▼▼▼

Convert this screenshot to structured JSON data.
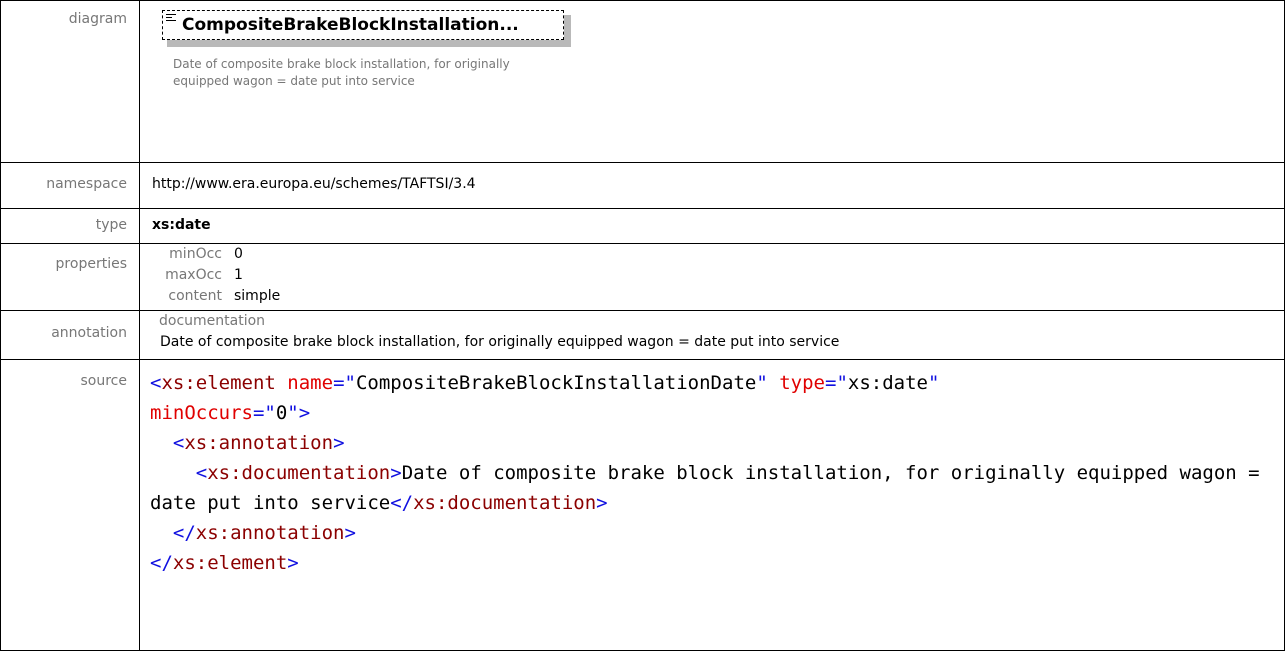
{
  "labels": {
    "diagram": "diagram",
    "namespace": "namespace",
    "type": "type",
    "properties": "properties",
    "annotation": "annotation",
    "source": "source"
  },
  "diagram": {
    "element_name": "CompositeBrakeBlockInstallation...",
    "documentation": "Date of composite brake block installation, for originally equipped wagon = date put into service",
    "icon": "documentation-icon"
  },
  "namespace": "http://www.era.europa.eu/schemes/TAFTSI/3.4",
  "type": "xs:date",
  "properties": [
    {
      "key": "minOcc",
      "value": "0"
    },
    {
      "key": "maxOcc",
      "value": "1"
    },
    {
      "key": "content",
      "value": "simple"
    }
  ],
  "annotation": {
    "key": "documentation",
    "value": "Date of composite brake block installation, for originally equipped wagon = date put into service"
  },
  "source": {
    "open_tag": "xs:element",
    "name_attr": "name",
    "name_val": "CompositeBrakeBlockInstallationDate",
    "type_attr": "type",
    "type_val": "xs:date",
    "min_attr": "minOccurs",
    "min_val": "0",
    "annotation_tag": "xs:annotation",
    "documentation_tag": "xs:documentation",
    "documentation_text": "Date of composite brake block installation, for originally equipped wagon = date put into service"
  },
  "colors": {
    "tag_bracket": "#1010e0",
    "tag_name": "#8b0000",
    "attr_name": "#e00000",
    "label_gray": "#777777"
  }
}
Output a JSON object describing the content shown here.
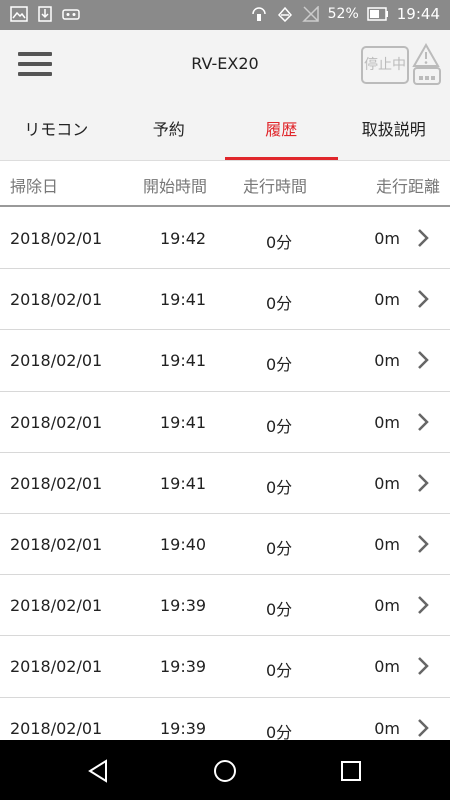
{
  "status_bar": {
    "battery": "52%",
    "time": "19:44"
  },
  "header": {
    "title": "RV-EX20",
    "stop_label": "停止中"
  },
  "tabs": [
    {
      "label": "リモコン"
    },
    {
      "label": "予約"
    },
    {
      "label": "履歴",
      "active": true
    },
    {
      "label": "取扱説明"
    }
  ],
  "columns": {
    "date": "掃除日",
    "start": "開始時間",
    "duration": "走行時間",
    "distance": "走行距離"
  },
  "rows": [
    {
      "date": "2018/02/01",
      "start": "19:42",
      "duration": "0分",
      "distance": "0m"
    },
    {
      "date": "2018/02/01",
      "start": "19:41",
      "duration": "0分",
      "distance": "0m"
    },
    {
      "date": "2018/02/01",
      "start": "19:41",
      "duration": "0分",
      "distance": "0m"
    },
    {
      "date": "2018/02/01",
      "start": "19:41",
      "duration": "0分",
      "distance": "0m"
    },
    {
      "date": "2018/02/01",
      "start": "19:41",
      "duration": "0分",
      "distance": "0m"
    },
    {
      "date": "2018/02/01",
      "start": "19:40",
      "duration": "0分",
      "distance": "0m"
    },
    {
      "date": "2018/02/01",
      "start": "19:39",
      "duration": "0分",
      "distance": "0m"
    },
    {
      "date": "2018/02/01",
      "start": "19:39",
      "duration": "0分",
      "distance": "0m"
    },
    {
      "date": "2018/02/01",
      "start": "19:39",
      "duration": "0分",
      "distance": "0m"
    }
  ],
  "colors": {
    "accent": "#e0262b",
    "status_bar": "#8a8a8a",
    "header_bg": "#f3f3f3"
  },
  "icons": {
    "status_left": [
      "image-icon",
      "download-icon",
      "game-icon"
    ],
    "status_right": [
      "nfc-icon",
      "wifi-off-icon",
      "signal-off-icon",
      "battery-icon"
    ],
    "header": [
      "menu-icon",
      "warning-icon"
    ],
    "nav": [
      "back-icon",
      "home-icon",
      "recents-icon"
    ]
  }
}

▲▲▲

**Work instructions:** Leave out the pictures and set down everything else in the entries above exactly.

**Response:**
Convert this screenshot to structured JSON data.
{
  "labels": {
    "diagram": "diagram",
    "namespace": "namespace",
    "type": "type",
    "properties": "properties",
    "annotation": "annotation",
    "source": "source"
  },
  "diagram": {
    "element_name": "CompositeBrakeBlockInstallation...",
    "documentation": "Date of composite brake block installation, for originally equipped wagon = date put into service",
    "icon": "documentation-icon"
  },
  "namespace": "http://www.era.europa.eu/schemes/TAFTSI/3.4",
  "type": "xs:date",
  "properties": [
    {
      "key": "minOcc",
      "value": "0"
    },
    {
      "key": "maxOcc",
      "value": "1"
    },
    {
      "key": "content",
      "value": "simple"
    }
  ],
  "annotation": {
    "key": "documentation",
    "value": "Date of composite brake block installation, for originally equipped wagon = date put into service"
  },
  "source": {
    "open_tag": "xs:element",
    "name_attr": "name",
    "name_val": "CompositeBrakeBlockInstallationDate",
    "type_attr": "type",
    "type_val": "xs:date",
    "min_attr": "minOccurs",
    "min_val": "0",
    "annotation_tag": "xs:annotation",
    "documentation_tag": "xs:documentation",
    "documentation_text": "Date of composite brake block installation, for originally equipped wagon = date put into service"
  },
  "colors": {
    "tag_bracket": "#1010e0",
    "tag_name": "#8b0000",
    "attr_name": "#e00000",
    "label_gray": "#777777"
  }
}
Output a JSON object describing the content shown here.
{
  "status_bar": {
    "battery": "52%",
    "time": "19:44"
  },
  "header": {
    "title": "RV-EX20",
    "stop_label": "停止中"
  },
  "tabs": [
    {
      "label": "リモコン"
    },
    {
      "label": "予約"
    },
    {
      "label": "履歴",
      "active": true
    },
    {
      "label": "取扱説明"
    }
  ],
  "columns": {
    "date": "掃除日",
    "start": "開始時間",
    "duration": "走行時間",
    "distance": "走行距離"
  },
  "rows": [
    {
      "date": "2018/02/01",
      "start": "19:42",
      "duration": "0分",
      "distance": "0m"
    },
    {
      "date": "2018/02/01",
      "start": "19:41",
      "duration": "0分",
      "distance": "0m"
    },
    {
      "date": "2018/02/01",
      "start": "19:41",
      "duration": "0分",
      "distance": "0m"
    },
    {
      "date": "2018/02/01",
      "start": "19:41",
      "duration": "0分",
      "distance": "0m"
    },
    {
      "date": "2018/02/01",
      "start": "19:41",
      "duration": "0分",
      "distance": "0m"
    },
    {
      "date": "2018/02/01",
      "start": "19:40",
      "duration": "0分",
      "distance": "0m"
    },
    {
      "date": "2018/02/01",
      "start": "19:39",
      "duration": "0分",
      "distance": "0m"
    },
    {
      "date": "2018/02/01",
      "start": "19:39",
      "duration": "0分",
      "distance": "0m"
    },
    {
      "date": "2018/02/01",
      "start": "19:39",
      "duration": "0分",
      "distance": "0m"
    }
  ],
  "colors": {
    "accent": "#e0262b",
    "status_bar": "#8a8a8a",
    "header_bg": "#f3f3f3"
  },
  "icons": {
    "status_left": [
      "image-icon",
      "download-icon",
      "game-icon"
    ],
    "status_right": [
      "nfc-icon",
      "wifi-off-icon",
      "signal-off-icon",
      "battery-icon"
    ],
    "header": [
      "menu-icon",
      "warning-icon"
    ],
    "nav": [
      "back-icon",
      "home-icon",
      "recents-icon"
    ]
  }
}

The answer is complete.